At my card table, I am now offering seasoned calamari and home-made chocolate bars. Will a lot of people look at my obviously hand-made chocolate and say to themselves, “Eh, I want a factory-packaged Twix”?
And as I put more time and gradual sophistication into my packaging, and as I gussy up my card table, I will sell more and more of my chocolate.
You Can Write With Confidence Now
Everyone starts somewhere. There will always be angry people flooding the market with doomsday messages about the death of book sales, and there will, in contrast, always be people like me who are gradually plugging away at our word counts, and slowly shining up our presentation until we become the established restaurant of writing that we are currently standing outside of. (It’s not a perfect metaphor. Roll with me here.)
But what you need to know is that the confidence always comes before the money; the understanding of the economic exchange happens before the monetary success.
You can write with confidence now, knowing that your market is ready and waiting. Thousands of readers surge to and fro on every hand; they are out, and they are eating people’s words. They will eat your words too, when you fix up your packaging and your proprietary recipes.

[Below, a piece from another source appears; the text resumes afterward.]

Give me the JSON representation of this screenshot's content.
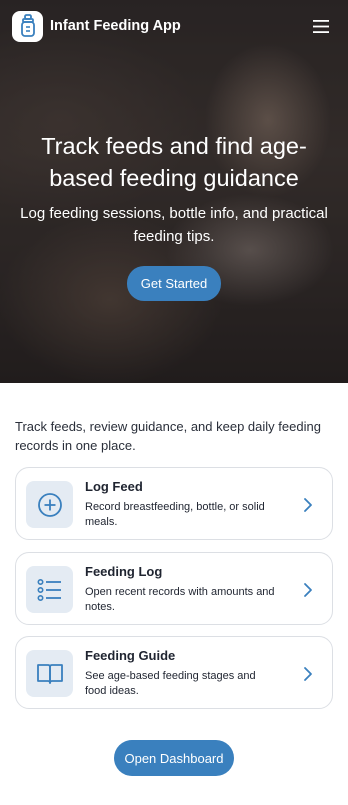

Writing is a job, just like flipping burgers or clearing tables. And it does pay money, when you understand and interact sensibly with the market.
You’ve been reading a blog about writing by Victor Poole. You can find the homemade chocolate and the seasoned calamari here. May the spirit of writerly confidence lay like golden sunshine over your heart.